Your new cloud server will start in a few minutes, and when it does the lower part of the screen will be fully populated as shown above, and the Console will report that the Instance is 'running'.
Stop vs Terminate
When you are finished using your Instance you may either Stop or Terminate.
Stop means 'shut down'. The Instance no longer runs but can be later restarted and will retain your Installations and websites. There will be a small charge by Amazon for retaining the non-running Instance.
Terminate means stop and remove the Instance. All data, Installations and websites will be lost.
You can use the Console 'Actions' - 'Change Termination Protection' to help prevent accidental deletion.
Connect to your started Instance
You can connect to the server using the 'Instance Actions' menu, select 'Connect'. A wizard will hand you through obtaining your password and provide a shortcut to a RDP (Remote Desktop) session.
Download the shortcut file, and run it. A Remote Desktop session will start on your new Instance.
Direct RDP connection
If you do not wish to use the Wizard, or are unable to do so, simply connect using your preferred RDP Client, as shown in the following example. The 'Computer' IP address is explained below:
Log into Windows
Log into Windows with the password you created earlier. You are now at the Windows desktop.
A first time use wizard will ask you if your network use is to be Home - Work - Public. You should choose Work .
Firewall settings in Windows
You should ensure that Port 80 is open.
How to manually set the firewall is explained here...
Once you have access to the server you can follow the normal neatComponents installation procedure.
Do be aware that with small Amazon instances, as recommended above, the initial installation (particularly when you add Roles to the server) may take an extended period (an hour or so), during which the server will be running at 100%.
This is caused by Amazon throttling the system to their system limits and changes from time to time.
Understanding AWS IP addresses
When the AWS instance is started it is assigned a Public and a Private IP address. You need to know these so that it is possible to set the DNS for your websites, and to access the server. The AWS console displays these IP addresses in the Instance Description-tab in the lower half of the Console when the Instance is running. Here is a different example:
Public IP Address
It is also the IP address you use to do a manual RDP connection explained above.
Set the 'A-Record'
You use the Public IP address to set the A-Record in your public DNS records.

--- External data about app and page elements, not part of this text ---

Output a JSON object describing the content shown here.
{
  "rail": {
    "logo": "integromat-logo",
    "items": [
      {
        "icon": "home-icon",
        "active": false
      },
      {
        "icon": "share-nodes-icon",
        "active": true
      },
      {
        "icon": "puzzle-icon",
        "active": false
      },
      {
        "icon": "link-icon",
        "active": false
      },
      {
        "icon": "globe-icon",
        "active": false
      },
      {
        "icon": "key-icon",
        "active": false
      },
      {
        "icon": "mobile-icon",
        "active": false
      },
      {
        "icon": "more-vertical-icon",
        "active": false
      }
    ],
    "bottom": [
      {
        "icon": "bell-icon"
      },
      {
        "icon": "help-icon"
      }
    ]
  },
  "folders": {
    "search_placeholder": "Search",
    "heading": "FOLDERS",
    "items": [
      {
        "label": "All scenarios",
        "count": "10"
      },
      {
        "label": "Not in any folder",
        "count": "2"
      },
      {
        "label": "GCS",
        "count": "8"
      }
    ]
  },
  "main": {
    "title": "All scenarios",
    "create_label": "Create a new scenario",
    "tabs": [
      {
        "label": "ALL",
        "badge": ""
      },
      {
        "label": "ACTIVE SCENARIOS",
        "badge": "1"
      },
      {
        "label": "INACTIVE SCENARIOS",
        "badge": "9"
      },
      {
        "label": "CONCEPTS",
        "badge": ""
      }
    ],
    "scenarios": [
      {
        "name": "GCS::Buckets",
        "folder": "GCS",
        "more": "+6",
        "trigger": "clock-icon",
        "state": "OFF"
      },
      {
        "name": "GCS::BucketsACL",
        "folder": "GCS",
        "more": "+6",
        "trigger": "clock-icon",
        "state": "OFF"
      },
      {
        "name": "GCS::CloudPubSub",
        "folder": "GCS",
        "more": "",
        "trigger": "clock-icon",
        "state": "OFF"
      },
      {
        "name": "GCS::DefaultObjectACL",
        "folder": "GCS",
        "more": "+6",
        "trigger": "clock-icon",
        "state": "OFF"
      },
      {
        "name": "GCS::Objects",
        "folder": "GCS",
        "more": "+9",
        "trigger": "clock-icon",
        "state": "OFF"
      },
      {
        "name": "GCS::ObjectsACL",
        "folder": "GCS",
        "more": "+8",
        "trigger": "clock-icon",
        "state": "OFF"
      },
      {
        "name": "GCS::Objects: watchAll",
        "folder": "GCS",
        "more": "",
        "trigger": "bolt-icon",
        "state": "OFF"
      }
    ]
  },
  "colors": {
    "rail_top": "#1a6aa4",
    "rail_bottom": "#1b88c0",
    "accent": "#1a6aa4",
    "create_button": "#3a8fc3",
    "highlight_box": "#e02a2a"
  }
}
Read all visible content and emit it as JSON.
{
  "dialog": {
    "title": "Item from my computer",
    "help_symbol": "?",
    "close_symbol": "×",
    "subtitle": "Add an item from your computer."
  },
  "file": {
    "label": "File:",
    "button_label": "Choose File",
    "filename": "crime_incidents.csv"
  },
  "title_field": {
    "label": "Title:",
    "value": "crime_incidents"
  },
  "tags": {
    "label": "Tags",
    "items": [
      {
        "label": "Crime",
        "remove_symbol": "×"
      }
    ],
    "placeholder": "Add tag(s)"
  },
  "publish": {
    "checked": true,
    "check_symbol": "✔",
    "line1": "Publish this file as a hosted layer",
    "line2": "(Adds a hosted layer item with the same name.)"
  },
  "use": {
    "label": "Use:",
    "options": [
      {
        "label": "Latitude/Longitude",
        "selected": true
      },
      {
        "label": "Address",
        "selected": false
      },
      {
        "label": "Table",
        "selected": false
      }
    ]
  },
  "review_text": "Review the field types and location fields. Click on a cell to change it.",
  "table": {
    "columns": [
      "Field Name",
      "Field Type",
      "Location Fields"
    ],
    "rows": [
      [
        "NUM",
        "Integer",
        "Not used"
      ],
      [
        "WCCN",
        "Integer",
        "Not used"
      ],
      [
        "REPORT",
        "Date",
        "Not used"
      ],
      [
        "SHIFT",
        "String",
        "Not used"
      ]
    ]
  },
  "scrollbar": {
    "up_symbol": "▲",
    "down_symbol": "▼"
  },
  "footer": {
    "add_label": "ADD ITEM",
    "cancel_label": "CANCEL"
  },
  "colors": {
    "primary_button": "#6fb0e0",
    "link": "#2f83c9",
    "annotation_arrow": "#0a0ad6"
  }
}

In the above example, the Public IP address is 18.104.22.168
This A-record is set at your Domain Registrar - we explain how to do this here...
This is also the IP to set your Hosts file for testing.(read more about Hosts file usage...)
But each time you stop and then restart your instance it will get given a different IP address.
You will need to use an Elastic IP Address to stop the IP addresses changing each time you stop and restart your EC2 instance.
Elastic IP Addresses
Elastic IP addresses are public static IP addresses that you can map to an instance, and will not change even if you stop and restart the instance.
To use an Elastic IP addess you must first ask for an Elastic IP address to be allocated to you, and then map it to your server instance, as detailed below:
You start the process in the 'Network & Security' section of the Console, and then follow the wizard from the 'Allocate New Address' button:
Confirm that you will be using the Elastic IP with an EC2 server. Select EC2, and "Yes, Allocate"
The Elastic IP address is assigned, and listed in the console, however at this stage the Instance ID is blank:
Select the Instance from the available list of running Instances, and click 'Associate'
The instance is now set to use the Elastic IP as it's public IP address.
If you RDP in to the server you will now need to use the Elastic IP address instead of the one allocated to the instance initially. If you are currently connected via RDP the connection will be broken, and you will need to reconnect using the new IP address (use the same password).
Setting your DNS A-Record
When you set DNS A Records to point to sites on your instance, they should be set to the Elastic IP address.
If you are not familiar with setting DNS records we explain it in 'A DNS Primer' here...